(Data excerpts)
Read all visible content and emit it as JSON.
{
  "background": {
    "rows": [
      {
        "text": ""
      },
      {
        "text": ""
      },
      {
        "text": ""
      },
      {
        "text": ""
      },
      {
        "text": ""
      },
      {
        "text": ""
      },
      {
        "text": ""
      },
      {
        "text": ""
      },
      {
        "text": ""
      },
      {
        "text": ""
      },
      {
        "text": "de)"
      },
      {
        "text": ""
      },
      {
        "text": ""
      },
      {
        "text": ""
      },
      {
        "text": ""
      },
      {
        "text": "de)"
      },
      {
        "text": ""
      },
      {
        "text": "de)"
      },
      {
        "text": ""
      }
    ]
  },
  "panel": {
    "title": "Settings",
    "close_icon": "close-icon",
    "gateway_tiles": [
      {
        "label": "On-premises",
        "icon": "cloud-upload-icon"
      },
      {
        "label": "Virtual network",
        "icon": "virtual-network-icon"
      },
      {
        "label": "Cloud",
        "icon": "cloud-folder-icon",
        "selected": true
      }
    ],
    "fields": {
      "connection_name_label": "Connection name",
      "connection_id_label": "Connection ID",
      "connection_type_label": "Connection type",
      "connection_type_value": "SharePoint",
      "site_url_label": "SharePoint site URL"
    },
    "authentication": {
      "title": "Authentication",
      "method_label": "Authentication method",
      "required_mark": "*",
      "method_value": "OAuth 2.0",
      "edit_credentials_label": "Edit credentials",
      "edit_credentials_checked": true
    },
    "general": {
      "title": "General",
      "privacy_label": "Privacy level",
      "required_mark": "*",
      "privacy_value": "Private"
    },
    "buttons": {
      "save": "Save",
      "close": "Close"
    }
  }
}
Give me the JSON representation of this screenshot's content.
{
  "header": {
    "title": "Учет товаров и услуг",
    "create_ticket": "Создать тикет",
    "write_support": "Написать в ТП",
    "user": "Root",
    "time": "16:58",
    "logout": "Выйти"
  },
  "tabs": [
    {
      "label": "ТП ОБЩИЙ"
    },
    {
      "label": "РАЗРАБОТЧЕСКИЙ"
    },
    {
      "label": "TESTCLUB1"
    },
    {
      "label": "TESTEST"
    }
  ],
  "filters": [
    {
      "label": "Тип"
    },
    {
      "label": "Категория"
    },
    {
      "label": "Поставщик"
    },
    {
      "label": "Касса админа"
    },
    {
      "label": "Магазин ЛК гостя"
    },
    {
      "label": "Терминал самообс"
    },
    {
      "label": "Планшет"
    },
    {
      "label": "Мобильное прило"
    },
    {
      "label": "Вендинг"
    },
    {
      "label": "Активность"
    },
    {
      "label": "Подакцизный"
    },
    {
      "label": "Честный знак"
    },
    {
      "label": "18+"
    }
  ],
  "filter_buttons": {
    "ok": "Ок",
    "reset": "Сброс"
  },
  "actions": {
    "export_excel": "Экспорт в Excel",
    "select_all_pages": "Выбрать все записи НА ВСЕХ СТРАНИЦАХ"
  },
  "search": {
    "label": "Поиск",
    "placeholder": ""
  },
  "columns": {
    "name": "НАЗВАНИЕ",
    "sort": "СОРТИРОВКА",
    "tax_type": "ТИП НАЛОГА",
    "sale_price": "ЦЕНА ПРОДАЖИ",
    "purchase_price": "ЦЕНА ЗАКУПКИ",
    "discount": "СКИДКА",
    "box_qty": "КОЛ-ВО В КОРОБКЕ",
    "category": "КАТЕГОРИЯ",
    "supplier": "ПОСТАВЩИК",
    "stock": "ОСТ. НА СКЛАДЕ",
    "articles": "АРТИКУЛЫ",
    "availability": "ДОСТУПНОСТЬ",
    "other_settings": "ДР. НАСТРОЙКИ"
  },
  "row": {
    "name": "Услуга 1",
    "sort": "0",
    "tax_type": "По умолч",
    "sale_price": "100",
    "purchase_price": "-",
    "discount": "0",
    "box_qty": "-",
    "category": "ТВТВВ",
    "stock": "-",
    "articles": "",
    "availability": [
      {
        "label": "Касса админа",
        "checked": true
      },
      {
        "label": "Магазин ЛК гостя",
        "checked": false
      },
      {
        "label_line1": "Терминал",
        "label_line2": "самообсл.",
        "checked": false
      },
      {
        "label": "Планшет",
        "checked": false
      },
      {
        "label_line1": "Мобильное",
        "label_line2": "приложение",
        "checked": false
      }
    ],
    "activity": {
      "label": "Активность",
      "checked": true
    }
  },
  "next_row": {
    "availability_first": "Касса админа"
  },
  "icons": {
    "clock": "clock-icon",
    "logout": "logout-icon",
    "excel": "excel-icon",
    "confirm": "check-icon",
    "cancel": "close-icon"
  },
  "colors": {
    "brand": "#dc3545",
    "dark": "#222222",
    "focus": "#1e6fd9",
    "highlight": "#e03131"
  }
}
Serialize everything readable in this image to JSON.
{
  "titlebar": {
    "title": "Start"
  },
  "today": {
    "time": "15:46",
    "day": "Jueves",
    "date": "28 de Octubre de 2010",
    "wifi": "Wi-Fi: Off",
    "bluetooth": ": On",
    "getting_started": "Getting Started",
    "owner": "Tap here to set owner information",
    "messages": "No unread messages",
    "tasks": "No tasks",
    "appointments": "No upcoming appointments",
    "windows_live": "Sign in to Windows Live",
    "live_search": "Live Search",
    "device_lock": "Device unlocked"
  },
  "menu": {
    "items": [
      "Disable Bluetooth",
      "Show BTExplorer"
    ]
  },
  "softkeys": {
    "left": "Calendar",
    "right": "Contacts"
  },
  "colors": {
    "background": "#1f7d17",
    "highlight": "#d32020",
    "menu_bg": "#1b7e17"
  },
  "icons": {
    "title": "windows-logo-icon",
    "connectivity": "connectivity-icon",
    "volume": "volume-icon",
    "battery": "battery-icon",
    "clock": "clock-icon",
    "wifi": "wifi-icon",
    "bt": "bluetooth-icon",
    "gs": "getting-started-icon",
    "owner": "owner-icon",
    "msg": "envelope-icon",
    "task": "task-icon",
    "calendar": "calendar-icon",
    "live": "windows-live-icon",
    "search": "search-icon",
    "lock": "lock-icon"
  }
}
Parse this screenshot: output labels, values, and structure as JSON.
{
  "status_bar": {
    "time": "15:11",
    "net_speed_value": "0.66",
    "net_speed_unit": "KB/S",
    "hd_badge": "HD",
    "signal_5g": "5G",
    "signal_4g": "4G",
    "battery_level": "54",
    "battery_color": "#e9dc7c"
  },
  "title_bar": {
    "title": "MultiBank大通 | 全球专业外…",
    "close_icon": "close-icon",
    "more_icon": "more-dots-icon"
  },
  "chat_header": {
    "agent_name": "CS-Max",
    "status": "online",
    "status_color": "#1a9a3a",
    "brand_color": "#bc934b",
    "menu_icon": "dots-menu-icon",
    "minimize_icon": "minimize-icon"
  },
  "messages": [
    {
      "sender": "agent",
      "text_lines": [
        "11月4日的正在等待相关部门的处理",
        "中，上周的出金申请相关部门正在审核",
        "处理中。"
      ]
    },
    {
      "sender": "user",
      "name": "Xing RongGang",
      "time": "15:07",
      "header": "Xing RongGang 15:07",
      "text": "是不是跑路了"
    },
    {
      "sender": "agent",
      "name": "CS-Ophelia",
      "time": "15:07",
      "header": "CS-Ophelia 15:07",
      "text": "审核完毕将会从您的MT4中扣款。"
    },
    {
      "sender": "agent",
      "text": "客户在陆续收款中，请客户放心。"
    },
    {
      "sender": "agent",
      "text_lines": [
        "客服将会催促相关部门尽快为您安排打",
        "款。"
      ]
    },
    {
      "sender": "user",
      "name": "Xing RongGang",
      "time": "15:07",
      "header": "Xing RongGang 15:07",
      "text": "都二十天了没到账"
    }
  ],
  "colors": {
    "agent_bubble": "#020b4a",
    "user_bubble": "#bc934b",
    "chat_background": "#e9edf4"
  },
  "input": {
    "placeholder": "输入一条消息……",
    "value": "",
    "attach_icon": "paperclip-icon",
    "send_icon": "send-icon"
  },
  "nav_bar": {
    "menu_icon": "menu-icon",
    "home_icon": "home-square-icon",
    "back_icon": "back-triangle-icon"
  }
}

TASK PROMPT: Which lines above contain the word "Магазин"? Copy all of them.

ANSWER TO THIS TASK:
      "label": "Магазин ЛК гостя"
        "label": "Магазин ЛК гостя",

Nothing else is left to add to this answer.